Task item - What you produce should be every line from the data that includes "heading".

Record extracts -
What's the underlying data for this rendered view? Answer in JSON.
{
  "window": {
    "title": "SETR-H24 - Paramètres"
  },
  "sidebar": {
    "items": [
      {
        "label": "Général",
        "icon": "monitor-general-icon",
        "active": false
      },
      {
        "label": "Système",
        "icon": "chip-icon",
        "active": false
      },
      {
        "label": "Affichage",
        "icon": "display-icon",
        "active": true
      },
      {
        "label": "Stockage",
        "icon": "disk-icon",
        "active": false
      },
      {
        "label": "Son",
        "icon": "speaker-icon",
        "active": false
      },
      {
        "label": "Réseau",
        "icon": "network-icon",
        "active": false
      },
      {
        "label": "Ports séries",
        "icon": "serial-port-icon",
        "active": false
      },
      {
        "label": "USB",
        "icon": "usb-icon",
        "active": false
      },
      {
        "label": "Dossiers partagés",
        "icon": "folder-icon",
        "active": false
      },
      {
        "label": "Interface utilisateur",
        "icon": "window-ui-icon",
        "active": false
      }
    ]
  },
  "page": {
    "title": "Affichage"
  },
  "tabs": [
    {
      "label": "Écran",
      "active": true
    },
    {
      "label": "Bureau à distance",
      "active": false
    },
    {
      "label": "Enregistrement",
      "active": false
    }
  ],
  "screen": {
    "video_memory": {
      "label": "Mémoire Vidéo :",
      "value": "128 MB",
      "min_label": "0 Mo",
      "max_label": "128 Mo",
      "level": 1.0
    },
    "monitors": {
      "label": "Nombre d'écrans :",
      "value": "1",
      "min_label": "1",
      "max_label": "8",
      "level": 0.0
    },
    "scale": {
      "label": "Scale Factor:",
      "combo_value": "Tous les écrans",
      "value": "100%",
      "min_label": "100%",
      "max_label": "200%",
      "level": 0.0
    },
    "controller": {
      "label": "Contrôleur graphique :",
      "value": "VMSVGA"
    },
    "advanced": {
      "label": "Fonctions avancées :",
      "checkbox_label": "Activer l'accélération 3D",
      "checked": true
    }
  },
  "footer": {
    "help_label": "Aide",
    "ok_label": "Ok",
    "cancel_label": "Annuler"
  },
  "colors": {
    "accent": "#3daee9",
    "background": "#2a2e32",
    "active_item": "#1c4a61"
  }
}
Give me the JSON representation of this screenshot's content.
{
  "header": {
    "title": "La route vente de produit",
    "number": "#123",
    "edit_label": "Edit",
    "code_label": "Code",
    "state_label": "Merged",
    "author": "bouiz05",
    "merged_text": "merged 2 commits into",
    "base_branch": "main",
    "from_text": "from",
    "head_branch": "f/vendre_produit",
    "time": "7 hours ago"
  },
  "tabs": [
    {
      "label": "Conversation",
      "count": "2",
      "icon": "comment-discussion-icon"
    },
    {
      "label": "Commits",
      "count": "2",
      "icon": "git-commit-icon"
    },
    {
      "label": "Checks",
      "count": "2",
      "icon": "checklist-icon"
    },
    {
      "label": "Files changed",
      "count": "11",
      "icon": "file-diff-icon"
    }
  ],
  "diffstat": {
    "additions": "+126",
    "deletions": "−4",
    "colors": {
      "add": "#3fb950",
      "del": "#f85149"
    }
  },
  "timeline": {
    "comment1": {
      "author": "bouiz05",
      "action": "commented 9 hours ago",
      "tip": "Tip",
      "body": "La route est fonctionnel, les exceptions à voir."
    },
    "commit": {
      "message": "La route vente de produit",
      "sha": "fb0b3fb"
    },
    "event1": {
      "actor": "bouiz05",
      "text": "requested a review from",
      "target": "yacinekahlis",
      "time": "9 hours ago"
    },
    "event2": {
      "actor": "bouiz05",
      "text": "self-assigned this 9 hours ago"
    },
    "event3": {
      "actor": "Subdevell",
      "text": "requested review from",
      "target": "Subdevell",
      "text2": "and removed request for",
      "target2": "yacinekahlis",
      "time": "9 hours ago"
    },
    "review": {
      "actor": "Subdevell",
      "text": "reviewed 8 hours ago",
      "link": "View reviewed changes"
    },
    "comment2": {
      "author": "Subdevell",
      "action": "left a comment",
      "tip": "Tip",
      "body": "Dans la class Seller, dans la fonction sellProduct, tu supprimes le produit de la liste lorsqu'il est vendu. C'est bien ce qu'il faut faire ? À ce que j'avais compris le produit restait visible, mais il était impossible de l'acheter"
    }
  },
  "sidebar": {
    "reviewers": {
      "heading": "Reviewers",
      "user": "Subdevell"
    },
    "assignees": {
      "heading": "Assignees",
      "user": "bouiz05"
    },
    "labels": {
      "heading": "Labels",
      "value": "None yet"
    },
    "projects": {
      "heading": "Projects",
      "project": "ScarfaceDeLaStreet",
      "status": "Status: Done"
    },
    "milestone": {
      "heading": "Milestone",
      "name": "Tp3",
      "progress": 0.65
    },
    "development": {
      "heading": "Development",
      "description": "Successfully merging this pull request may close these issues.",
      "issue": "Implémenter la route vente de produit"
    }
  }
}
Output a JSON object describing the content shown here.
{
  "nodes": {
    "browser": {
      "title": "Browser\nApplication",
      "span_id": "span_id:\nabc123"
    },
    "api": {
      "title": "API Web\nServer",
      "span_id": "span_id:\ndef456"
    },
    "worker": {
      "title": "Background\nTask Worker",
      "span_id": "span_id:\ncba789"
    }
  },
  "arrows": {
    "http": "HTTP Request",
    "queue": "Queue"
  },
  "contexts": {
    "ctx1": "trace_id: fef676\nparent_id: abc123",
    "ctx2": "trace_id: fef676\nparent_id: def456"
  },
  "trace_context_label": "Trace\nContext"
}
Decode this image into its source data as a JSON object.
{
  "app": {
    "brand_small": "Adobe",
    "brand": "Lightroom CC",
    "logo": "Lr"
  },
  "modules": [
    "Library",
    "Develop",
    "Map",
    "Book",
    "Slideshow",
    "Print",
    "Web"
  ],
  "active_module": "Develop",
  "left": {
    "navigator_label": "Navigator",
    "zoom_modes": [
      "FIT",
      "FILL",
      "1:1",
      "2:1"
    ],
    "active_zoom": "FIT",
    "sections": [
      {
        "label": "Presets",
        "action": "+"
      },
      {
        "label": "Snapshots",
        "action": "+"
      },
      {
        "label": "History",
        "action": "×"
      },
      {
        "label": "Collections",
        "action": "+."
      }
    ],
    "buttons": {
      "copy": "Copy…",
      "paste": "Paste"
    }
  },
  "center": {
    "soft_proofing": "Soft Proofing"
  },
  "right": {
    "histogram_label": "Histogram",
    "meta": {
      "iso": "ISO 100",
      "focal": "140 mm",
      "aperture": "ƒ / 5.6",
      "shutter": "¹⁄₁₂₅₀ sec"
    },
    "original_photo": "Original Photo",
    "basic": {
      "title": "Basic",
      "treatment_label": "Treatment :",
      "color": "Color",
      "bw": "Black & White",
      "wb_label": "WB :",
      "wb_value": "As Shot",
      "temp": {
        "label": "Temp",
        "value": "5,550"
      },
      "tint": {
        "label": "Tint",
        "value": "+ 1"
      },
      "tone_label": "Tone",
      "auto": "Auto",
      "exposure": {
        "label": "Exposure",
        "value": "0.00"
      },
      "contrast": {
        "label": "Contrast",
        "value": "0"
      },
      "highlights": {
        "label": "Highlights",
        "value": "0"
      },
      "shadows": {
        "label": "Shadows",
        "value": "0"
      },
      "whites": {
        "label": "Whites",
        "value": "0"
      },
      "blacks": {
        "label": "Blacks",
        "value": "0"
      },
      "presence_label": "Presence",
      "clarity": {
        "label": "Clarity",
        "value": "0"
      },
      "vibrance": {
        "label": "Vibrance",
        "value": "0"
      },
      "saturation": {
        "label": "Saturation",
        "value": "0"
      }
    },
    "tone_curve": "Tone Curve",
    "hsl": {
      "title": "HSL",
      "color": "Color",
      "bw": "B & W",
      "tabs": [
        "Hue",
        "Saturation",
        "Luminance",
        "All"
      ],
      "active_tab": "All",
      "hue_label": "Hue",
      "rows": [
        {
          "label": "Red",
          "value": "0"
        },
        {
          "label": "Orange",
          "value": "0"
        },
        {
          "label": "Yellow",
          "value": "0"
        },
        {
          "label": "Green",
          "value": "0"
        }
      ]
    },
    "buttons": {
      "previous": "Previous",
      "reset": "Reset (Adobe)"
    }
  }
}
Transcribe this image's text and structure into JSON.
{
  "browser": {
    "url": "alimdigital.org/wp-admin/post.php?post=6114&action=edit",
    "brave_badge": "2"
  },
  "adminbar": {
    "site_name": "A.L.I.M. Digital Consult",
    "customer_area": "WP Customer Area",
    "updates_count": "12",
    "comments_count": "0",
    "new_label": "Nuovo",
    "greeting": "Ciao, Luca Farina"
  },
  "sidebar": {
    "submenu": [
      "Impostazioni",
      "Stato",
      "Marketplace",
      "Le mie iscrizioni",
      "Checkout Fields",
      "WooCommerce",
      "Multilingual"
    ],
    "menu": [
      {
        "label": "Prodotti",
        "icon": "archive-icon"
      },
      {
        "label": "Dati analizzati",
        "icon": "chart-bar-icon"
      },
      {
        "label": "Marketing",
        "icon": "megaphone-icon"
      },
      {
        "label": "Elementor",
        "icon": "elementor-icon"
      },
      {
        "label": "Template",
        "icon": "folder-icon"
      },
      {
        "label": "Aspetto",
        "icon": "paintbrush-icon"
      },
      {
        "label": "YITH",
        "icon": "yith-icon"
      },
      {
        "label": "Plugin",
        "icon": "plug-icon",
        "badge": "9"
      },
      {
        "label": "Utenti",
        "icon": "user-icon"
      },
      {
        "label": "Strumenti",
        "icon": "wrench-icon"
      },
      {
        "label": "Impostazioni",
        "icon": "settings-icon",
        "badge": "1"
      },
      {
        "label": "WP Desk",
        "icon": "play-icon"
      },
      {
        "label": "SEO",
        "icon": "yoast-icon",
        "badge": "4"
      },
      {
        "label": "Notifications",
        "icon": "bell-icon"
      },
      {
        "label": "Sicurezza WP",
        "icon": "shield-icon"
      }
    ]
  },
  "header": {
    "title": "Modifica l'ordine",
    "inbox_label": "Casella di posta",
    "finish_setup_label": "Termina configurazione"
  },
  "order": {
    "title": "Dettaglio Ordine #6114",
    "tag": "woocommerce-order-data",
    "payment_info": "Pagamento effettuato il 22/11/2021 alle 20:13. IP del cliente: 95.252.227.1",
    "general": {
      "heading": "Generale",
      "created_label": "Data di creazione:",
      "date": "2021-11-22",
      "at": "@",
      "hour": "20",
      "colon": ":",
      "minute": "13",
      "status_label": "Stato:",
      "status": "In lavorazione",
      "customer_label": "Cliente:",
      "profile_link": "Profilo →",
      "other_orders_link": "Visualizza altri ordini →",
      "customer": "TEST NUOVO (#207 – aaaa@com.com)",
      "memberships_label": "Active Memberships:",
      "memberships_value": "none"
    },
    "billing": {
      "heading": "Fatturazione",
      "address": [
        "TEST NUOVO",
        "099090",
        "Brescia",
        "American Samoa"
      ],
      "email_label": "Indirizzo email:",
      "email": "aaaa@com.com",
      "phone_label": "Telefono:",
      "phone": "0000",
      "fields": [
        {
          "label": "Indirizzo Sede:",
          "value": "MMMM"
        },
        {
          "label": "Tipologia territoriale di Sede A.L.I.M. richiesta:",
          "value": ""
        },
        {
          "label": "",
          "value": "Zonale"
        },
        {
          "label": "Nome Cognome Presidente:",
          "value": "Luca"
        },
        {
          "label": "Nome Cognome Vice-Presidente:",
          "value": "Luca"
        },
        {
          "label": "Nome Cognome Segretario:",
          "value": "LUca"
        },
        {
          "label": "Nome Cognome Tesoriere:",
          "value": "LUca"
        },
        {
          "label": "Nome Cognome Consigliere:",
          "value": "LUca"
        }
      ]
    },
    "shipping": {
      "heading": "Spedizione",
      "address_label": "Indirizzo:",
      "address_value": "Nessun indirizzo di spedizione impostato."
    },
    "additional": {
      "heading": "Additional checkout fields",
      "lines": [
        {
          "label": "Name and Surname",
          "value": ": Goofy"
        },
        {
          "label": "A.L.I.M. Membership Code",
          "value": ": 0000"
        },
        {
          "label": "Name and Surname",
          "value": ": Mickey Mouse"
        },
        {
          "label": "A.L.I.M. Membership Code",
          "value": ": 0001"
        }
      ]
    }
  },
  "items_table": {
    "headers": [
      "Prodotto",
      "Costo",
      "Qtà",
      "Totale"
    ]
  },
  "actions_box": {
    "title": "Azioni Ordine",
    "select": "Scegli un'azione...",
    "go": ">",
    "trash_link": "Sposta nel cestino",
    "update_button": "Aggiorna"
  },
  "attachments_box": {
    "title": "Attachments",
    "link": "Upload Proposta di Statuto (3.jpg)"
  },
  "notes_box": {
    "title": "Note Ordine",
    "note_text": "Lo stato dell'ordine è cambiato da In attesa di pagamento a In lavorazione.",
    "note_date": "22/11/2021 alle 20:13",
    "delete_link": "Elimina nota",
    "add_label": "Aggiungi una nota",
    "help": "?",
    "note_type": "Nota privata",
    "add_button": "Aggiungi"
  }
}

Response area -
      "heading": "Reviewers",
      "heading": "Assignees",
      "heading": "Labels",
      "heading": "Projects",
      "heading": "Milestone",
      "heading": "Development",
      "heading": "Generale",
      "heading": "Fatturazione",
      "heading": "Spedizione",
      "heading": "Additional checkout fields",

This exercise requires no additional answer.